Gone are the days when you could register the first domain name you thought of. The best domain names were scooped up years ago, many of them valued in the millions of dollars today. It’s even difficult to find a good domain using .net, .org and .info domain extensions. You can still find a good one for your website, but there is a process involved in identify what’s available and ideal for your niche/business and then balancing that with what you can afford.
Step 1 – Keyword List
Do you already have an existing business? If yes, then you have a brand name to work with. That’s the first word or phrase to be added to the list of words you will compile before you do your search.
The rest of your list will consist of different common words used to describe your niche/business. Go on over to the Google Adwords keyword tool, select exact match search results and plug in those phrases. The main keywords chosen for your website should have at least 10,000 searches per month. The home page, which is the landing page for your domain name, should target the highest search volume keywords for the entire website. Write down all the results with good search volume for every variation you can think of.
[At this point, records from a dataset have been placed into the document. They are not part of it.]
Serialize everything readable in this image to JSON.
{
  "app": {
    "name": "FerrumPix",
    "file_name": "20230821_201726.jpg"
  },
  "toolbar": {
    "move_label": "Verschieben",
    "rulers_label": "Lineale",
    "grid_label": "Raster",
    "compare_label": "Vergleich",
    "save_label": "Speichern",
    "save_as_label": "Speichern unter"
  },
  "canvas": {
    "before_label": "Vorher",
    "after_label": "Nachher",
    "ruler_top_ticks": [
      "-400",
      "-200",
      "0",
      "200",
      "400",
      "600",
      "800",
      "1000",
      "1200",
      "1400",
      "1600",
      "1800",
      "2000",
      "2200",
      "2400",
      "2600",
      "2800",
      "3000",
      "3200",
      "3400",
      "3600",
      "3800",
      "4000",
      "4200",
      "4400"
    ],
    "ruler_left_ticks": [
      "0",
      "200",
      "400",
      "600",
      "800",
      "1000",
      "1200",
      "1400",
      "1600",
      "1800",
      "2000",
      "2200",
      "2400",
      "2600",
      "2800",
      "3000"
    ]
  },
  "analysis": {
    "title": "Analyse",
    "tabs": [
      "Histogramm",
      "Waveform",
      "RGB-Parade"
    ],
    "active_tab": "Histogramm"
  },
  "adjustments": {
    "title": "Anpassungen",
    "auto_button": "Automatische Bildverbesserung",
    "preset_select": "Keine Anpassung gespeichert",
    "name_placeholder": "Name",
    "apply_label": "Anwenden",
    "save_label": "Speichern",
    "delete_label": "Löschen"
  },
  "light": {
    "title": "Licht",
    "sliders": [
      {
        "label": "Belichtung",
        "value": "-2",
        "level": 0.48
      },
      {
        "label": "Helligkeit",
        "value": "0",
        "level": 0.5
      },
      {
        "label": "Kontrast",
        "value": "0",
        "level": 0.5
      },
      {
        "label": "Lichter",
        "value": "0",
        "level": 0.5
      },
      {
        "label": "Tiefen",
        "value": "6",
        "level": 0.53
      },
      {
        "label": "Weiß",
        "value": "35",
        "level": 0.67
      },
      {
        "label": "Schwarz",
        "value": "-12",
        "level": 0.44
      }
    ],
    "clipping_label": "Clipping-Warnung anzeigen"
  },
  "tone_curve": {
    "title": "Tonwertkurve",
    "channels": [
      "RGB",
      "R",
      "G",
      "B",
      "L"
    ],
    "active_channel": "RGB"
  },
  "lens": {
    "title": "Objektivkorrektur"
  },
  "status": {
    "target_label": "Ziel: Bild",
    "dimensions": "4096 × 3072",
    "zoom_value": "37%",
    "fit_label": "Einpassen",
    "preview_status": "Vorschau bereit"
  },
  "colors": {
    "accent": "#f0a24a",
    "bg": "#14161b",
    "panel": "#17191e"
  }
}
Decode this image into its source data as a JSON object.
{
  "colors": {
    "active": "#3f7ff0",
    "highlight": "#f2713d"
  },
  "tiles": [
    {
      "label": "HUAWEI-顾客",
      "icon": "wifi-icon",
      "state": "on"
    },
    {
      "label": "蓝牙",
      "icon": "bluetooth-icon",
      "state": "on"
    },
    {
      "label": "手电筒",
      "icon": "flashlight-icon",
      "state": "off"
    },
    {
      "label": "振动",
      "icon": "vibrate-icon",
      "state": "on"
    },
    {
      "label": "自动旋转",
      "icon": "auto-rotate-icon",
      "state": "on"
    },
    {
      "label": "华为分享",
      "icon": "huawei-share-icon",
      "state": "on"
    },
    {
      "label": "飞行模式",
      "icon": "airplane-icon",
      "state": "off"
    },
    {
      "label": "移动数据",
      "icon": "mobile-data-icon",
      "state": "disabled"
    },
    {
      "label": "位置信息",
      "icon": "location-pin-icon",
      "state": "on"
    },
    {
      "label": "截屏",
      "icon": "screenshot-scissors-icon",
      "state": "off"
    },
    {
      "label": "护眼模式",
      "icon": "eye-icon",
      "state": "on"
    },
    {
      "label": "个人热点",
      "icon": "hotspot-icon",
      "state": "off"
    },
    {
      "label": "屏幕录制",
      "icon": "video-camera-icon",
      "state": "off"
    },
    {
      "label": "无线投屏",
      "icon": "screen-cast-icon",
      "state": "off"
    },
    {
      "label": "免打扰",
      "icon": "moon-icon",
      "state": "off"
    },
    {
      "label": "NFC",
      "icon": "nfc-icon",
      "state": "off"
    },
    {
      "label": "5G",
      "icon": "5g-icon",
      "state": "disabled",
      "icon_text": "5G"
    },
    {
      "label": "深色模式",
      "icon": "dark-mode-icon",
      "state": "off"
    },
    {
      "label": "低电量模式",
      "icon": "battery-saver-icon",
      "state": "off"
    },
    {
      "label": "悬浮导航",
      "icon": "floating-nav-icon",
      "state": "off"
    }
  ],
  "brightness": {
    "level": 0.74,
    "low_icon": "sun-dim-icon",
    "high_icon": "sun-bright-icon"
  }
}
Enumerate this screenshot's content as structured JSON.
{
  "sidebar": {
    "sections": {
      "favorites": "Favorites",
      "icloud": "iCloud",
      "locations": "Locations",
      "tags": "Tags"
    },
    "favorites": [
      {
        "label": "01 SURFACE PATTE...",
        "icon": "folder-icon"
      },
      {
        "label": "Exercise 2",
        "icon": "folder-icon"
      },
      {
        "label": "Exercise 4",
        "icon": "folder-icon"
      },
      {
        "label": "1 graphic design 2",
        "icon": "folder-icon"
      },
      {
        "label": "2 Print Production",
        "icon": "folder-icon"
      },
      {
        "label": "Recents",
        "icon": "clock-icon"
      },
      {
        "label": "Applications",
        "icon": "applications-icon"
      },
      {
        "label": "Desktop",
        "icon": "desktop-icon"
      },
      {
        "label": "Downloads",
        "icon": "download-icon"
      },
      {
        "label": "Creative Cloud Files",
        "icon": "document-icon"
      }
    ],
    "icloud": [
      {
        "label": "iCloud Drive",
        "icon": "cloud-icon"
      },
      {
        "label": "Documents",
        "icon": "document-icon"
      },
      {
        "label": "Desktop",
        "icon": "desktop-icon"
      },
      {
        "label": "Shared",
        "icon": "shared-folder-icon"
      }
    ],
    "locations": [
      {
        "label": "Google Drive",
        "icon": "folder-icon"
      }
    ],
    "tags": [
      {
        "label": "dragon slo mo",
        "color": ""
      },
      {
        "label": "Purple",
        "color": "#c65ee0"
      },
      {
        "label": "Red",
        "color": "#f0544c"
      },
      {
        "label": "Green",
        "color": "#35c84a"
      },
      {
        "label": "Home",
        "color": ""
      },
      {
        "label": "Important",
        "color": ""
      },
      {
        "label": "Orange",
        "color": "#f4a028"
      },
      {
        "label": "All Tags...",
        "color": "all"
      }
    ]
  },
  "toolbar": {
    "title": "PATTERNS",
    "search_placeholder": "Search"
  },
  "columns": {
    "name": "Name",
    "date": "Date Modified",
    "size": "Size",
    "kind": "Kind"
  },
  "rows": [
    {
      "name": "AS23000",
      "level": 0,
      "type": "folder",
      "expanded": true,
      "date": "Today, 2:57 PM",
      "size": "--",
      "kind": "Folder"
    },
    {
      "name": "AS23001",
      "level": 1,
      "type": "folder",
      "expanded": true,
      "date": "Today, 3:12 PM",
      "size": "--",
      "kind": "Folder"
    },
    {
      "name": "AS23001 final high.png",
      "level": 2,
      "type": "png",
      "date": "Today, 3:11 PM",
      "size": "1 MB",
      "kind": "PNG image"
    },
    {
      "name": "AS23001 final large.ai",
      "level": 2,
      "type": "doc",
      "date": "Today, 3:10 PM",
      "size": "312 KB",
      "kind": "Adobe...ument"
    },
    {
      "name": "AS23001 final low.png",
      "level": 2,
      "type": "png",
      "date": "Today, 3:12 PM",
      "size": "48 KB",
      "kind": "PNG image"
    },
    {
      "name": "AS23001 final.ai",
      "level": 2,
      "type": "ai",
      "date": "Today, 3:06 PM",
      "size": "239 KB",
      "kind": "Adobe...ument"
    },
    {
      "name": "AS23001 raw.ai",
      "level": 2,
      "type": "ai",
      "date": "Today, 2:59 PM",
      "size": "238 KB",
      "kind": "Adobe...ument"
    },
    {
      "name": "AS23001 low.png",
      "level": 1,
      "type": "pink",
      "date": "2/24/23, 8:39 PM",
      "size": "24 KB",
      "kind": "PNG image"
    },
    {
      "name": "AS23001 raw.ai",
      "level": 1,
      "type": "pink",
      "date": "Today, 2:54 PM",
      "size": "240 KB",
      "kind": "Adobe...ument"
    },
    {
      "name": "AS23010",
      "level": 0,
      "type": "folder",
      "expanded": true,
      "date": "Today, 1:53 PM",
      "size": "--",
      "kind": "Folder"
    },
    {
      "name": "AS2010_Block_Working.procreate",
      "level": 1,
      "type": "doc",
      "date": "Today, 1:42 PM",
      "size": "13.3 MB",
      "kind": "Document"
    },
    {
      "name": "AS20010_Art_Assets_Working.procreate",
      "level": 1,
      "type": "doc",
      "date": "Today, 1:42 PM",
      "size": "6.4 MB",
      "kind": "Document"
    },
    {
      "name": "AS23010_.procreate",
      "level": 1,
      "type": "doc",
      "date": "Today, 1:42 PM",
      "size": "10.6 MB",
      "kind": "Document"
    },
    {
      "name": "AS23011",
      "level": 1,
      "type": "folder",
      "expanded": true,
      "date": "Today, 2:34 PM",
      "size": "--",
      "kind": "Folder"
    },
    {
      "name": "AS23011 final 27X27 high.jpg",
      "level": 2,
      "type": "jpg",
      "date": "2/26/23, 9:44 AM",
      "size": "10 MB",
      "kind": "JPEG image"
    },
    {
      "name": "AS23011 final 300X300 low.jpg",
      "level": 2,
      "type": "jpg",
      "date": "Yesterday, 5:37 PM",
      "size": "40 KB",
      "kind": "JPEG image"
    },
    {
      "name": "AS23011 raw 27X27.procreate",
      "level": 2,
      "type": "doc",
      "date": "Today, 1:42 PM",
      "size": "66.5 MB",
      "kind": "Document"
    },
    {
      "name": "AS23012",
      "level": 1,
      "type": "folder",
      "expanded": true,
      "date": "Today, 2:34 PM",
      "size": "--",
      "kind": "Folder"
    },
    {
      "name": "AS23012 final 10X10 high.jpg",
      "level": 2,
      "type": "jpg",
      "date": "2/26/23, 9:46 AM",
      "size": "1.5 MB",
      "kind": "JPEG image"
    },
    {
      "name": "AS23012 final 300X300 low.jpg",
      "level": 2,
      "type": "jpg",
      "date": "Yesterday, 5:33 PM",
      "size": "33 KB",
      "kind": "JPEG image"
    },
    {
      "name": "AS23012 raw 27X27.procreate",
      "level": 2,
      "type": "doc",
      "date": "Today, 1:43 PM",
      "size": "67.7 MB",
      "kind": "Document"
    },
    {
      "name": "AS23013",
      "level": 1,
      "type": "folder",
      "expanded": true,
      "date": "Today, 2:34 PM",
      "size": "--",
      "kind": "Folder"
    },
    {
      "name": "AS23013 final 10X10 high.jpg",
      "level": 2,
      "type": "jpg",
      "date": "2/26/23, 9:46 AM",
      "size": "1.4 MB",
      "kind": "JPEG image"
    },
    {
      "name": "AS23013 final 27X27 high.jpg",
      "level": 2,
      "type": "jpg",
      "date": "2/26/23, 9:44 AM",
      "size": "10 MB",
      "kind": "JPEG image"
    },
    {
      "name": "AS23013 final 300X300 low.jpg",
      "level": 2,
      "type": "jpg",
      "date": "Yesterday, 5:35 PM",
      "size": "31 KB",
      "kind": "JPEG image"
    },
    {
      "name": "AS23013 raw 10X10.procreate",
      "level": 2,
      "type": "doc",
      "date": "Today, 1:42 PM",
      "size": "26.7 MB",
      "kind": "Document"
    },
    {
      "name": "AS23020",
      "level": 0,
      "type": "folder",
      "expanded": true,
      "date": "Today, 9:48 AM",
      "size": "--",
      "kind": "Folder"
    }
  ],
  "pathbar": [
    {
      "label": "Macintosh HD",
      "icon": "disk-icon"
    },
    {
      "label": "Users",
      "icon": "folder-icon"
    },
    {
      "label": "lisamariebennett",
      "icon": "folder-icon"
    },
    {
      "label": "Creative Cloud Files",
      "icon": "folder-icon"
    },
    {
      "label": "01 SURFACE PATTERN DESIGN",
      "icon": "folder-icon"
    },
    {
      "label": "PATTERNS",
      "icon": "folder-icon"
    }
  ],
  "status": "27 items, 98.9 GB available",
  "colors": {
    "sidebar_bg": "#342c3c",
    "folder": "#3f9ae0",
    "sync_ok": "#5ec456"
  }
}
If your business is local, you might end up with a local domain name. Use your state, county, city and town as keywords to add to your list.
Step 2 – The Search
Armed with your keyword list, you will perform a search on a domain listing website and use search filters to limit the results. You will enter each keyword in your list, first sorting for .com results and removing results with numbers and hyphens. Also choose a budget range.
After you’ve exhausted the .com results or have found nothing comes up, move on to .org, .info., .net and .co results. Write down any results you come across that have potential. If you find that nothing comes up in your price range, consider whether you can afford to raise it a bit before having to give in to less desirable domain name results. If you can’t, then continue to search by combining your niche keywords with local keywords and niche keywords with brand keywords. Provided the brand name you chose is unique, you shouldn’t have a problem finding something available. Figuring out how to buy a domain name isn’t the challenge; it’s finding enough results within your budget.
In the event you still come up empty, it makes sense to check results in a higher price range just to see whether you are going to have to move on to another domain extension result. When all else fails, the new gTLDs should be available soon and you should be able to inexpensively acquire a domain name with a niche related keyword as the domain extension.